Spotlight on a blackout in Brazil

Thankfully, beyond a few muggings, last night's massive Brazilian blackout seems to have caused little lasting damage. But the international coverage of the event is probably a good preview for the Olympic host country's next six years:

Questions remained about what happened and what the fallout would be in Brazil, a nation seen as an ascending economic and political power.

"The image of Brazil, of Rio, is bad enough with all the violence," said 35-year-old graphic designer Paulo Viera, as he sat in a restaurant a block from the sandy arc of Copacabana.

Standing in an open-air restaurant where patrons were drinking quickly warming beer, Viera said he worried about how the outage might look for a city that last month was picked to host the Olympics and will be the showcase city for soccer's World Cup in 2014. "We don't need this to happen. I don't know how it could get worse."

The blackout comes on the heels of a wave of gang fighting in Rio's slums that led to violence fears ahead of the games.

"It's sad to see such a beautiful city with such a precarious infrastructure," 22-year-old law student Igor Fernandes said. "This shouldn't happen in a city that is going to host the Olympic Games."

This is a little unfair.
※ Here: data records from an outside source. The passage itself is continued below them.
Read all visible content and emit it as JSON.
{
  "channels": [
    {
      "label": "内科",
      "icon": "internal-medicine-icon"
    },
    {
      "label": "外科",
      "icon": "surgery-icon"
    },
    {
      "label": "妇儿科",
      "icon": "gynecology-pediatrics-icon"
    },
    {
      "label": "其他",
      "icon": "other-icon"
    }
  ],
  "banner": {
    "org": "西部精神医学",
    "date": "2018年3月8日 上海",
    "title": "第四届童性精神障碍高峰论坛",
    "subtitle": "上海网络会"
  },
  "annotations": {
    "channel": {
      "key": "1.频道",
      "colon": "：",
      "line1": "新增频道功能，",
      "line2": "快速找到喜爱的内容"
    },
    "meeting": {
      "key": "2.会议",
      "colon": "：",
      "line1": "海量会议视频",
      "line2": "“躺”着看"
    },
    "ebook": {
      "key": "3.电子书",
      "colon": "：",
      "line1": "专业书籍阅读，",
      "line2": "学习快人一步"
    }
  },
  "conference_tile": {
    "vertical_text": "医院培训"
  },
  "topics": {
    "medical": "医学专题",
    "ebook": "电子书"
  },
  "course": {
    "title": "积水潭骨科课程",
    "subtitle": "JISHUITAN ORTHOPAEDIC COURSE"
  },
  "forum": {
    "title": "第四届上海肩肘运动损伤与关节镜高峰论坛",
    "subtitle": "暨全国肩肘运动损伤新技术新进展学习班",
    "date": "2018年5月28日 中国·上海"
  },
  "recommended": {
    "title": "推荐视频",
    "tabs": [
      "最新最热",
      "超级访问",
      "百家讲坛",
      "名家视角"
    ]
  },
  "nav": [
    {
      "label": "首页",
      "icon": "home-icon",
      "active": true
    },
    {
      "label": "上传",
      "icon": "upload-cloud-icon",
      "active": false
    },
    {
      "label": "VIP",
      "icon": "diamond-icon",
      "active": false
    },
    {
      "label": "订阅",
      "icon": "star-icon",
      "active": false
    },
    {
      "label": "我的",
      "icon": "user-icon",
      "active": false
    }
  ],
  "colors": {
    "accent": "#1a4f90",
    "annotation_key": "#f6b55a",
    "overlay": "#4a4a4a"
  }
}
Even Rio's mayor acknowledges that the city has a long way to go in terms of safety and infrastructure before the games, but they do have another six years, and the IOC knew what they were getting when they awarded Brazil the games. 

The problem with developing coutries hosting events like the Olympics is that while the intention is to highlight the enormous progress they've made, they're just as likely to highlight the shortcomings. . Every crime wave or infrastructure failure, or corruption scandal Rio suffers in the next six years will now be covered in the context of whether the city is ready for the games.

Just ask South Africa or Russia


Is Kiva really that controversial?

On Sunday, the New York Times published an article exposing problems with the wildly popular microfinance organization Kiva, a person-to-person lending site whose virtues Oprah Winfrey and Nicholas Kristof have extolled.

Most people thought Kiva works like this: Entrepreneurs in poor countries explain their need for a small loan on the site. Then, donors select a project they support, give an amount of their choosing, and watch the donations tally up on the page. Kiva trumpeted that "the people you see on Kiva's site are real individuals."

That was true. But it really works much differently, David Roodman of the Center for Global Development figured out. Kiva doesn't take dollars from one person and send them directly to another. All of the recipients are vetted, approved, and given loans by another organization -- then put on the site after the fact. Roodman wrote a meticulous (and ultimately complimentary) blog post debunking Kiva's story of itself and touched a nerve, ginning up thousands of comments and spurring the start-up to respond.

The problem wasn't just that Kiva misrepresented itself as a person-to-person microlender -- but that Kiva misrepresented itself as a hypertransparent organization. The information about the financial pathways was on the site, sure, but you had to dig around to find it.

Kiva has responded by changing the language on its site and clarifying the loan process. I'm happy to see it becoming more accountable and transparent, particularly as it becomes a larger organization. (Just this month, it lent its one-hundred-millionth dollar.)

But, at the end of the day, a $10 donation backstopping a pre-existing loan to a Colombian farmer doesn't seem so different to me than a $10 donation helping create a loan for that Colombian farmer. And if pooling the donated funds helps keep overhead costs down (high overhead being the main argument against person-to-person direct microlending), I'm all for that.